Before dealing the cards, the dealer shuffles and places the deck in front of each player in turn. The first player to act places a bet into the pot. The rest of the players then have the option to call the bet or fold. A player can also raise the bet, which encourages other players to join in the action and makes a high-ranking hand more likely.
There are many different types of poker games, but the basic concept remains the same. The object is to form a poker hand with the highest ranking and win the pot. The bets placed in a poker hand are called chips, and each player must place the same number of chips into the pot as the player before them, unless they decide to fold their cards.
Aside from a solid poker strategy, it is essential to have the right mindset. Poker is a psychologically intensive game and it is not for everyone. A good poker strategy is one that is not influenced by emotion. Even the best players will experience bad beats and it is important to remain calm and focused during these moments.
The most important thing is to practice your mental game, and this can be done by playing small games in order to preserve your bankroll while improving. It is also helpful to discuss hands with a friend or coach and find an online poker forum for advice. This will help you develop a poker strategy and improve your game faster.
Observing other players is an excellent way to learn the game without changing your own strategy. Watching the way other players play will allow you to see what they are doing wrong and exploit these mistakes. You can also observe the way they bet, which will give you a clue as to what type of poker hand they are holding.

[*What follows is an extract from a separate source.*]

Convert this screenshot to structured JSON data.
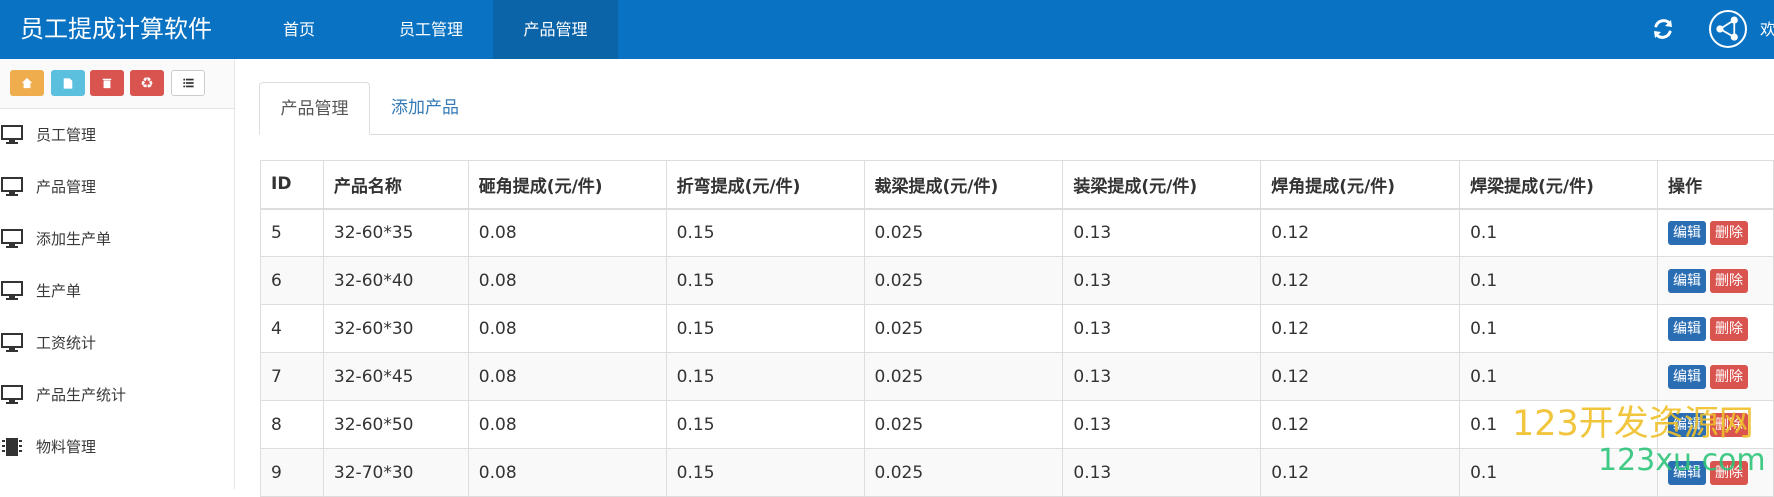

In poker, you must never gamble more than you are willing to lose. This will keep you from making any bad decisions based on fear or greed. It is also essential to track your wins and losses so you can figure out whether you are gaining or losing in the long run. You can do this by tracking your bets and winning/losing streaks. Keeping track of your progress will keep you motivated to continue improving your poker strategy. The most successful players never get too excited about a win and they are always looking to make small adjustments.